Your task
In the entries below, find every line with the string "title" and copy it.

[Data records for software interfaces]

○ ○ ○

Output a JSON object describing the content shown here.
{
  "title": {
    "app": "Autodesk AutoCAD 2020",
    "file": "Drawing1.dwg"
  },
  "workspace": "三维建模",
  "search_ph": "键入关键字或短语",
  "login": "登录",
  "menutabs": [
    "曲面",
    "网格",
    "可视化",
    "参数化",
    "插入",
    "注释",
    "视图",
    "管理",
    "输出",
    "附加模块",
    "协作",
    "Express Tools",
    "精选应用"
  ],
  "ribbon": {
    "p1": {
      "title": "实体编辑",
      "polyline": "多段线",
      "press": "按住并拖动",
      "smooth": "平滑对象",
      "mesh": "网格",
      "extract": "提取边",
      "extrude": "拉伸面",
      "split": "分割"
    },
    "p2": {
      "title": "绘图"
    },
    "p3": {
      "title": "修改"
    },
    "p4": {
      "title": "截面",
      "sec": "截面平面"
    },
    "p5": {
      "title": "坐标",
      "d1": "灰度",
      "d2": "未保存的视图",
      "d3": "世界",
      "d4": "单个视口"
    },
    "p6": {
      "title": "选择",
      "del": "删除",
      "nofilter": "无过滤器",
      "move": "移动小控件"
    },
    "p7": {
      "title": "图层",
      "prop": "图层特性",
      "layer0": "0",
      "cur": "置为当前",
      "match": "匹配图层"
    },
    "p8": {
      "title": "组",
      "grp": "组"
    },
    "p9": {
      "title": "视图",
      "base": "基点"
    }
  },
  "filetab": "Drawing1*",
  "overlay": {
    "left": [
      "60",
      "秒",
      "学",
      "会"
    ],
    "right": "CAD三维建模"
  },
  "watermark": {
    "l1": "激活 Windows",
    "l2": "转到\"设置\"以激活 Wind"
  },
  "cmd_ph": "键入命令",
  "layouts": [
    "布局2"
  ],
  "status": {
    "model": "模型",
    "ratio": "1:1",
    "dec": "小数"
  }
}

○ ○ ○

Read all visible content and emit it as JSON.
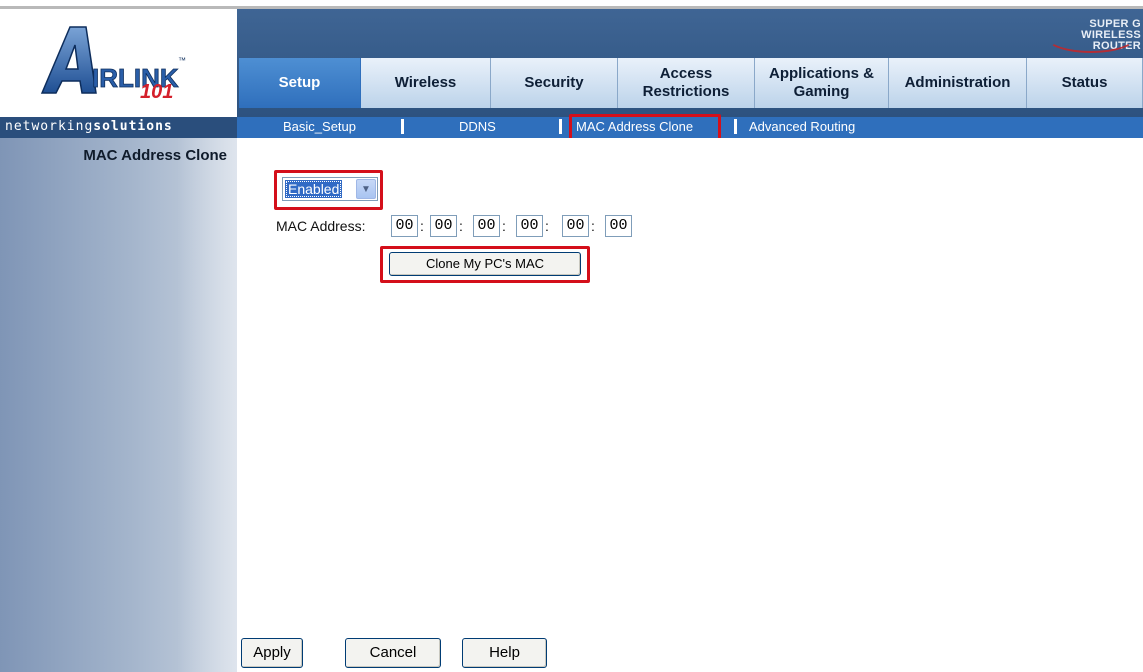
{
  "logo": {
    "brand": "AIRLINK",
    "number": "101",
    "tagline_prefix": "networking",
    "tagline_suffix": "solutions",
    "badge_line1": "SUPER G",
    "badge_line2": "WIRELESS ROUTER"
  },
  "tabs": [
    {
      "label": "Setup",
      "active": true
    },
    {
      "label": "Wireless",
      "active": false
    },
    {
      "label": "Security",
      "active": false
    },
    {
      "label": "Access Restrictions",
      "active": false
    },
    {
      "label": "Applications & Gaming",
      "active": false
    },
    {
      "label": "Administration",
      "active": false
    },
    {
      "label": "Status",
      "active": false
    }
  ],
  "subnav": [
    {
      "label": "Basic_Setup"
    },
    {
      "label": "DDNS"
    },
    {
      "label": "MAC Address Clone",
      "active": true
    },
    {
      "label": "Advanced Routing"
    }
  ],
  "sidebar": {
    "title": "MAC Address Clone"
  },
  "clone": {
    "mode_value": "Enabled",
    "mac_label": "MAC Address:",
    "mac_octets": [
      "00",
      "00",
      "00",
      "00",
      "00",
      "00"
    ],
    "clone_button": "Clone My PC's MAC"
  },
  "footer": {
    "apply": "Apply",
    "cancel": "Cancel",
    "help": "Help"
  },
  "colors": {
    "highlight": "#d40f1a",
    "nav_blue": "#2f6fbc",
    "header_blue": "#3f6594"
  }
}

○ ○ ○

Result for this exercise
  "title": {
      "title": "实体编辑",
      "title": "绘图"
      "title": "修改"
      "title": "截面",
      "title": "坐标",
      "title": "选择",
      "title": "图层",
      "title": "组",
      "title": "视图",
    "title": "MAC Address Clone"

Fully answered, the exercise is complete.